Yep, of course the Chowder!
Do you know what a Seafood Chowder is?
It is a chunky, creamy soup with salmon and smoked haddock, mixed shellfish and potatoes. The origin of the term “chowder” is obscure.
Someone thinks that it comes from the French word “Chaudière”, the type of heating stove on which the first chowders were probably cooked.
Someone else instead thinks that it comes from the French dish called “Chaudrée”, which is a sort of thick fish soup from the coastal regions of Charente-Maritime and Vendée.
An unknown author wrote this poem about it, and I wanted to share this poem with you!
To Make a Good Chowder
To make a good Chowder and have it quite nice
Dispense with sweet marjoram, parsley and spice:
Mace, pepper and salt are now wanted alone.
To make the stew eat well and stick to the bone,
Some pork is sliced thin and put into the pot;
Some say you must turn it, some say you must not;
And when it is brown, take it out of the fat,
And add it again when you add this and that.
A layer of potatoes, sliced quarter inch thick,
Should be placed in the bottom to make it eat slick;
A layer of onions now over this place,
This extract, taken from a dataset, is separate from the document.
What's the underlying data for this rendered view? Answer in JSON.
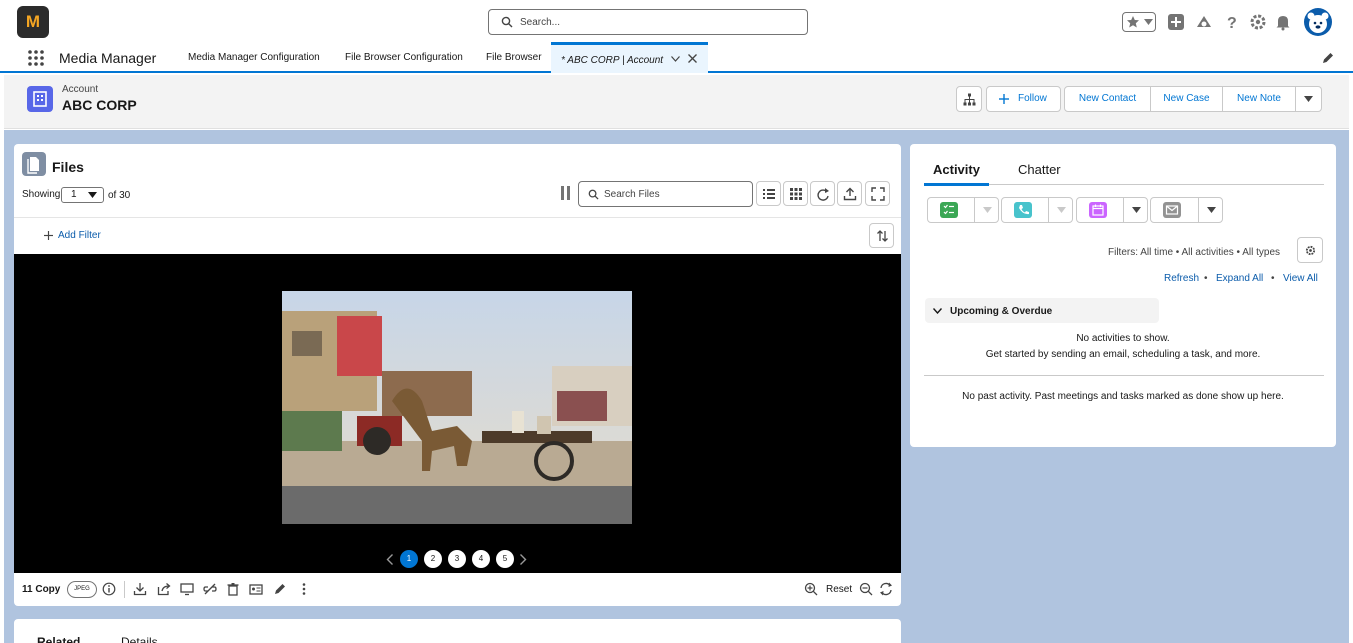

Then season with pepper and salt and some mace.
Split open your crackers and give them a soak;
In eating you’ll find this the cream of the joke.
On top of all this, now comply with my wish
And put in large chunks, all your pieces of fish;
Now put on the pieces of pork you have fried
I mean those from which all the fat has been tried.
In seasoning I pray you, don’t spare the cayenne;
This makes it fit to be eaten by men.
After adding these things in their regular rotation
You’ll have a dish fit for the best of the nation!
Can’t wait to eat it or visit the lighthouse?
Book your flight and get on board.
We welcome big groups of students every year; the next one could be yours, just contact us!
Travelling Languages…your English School on the road.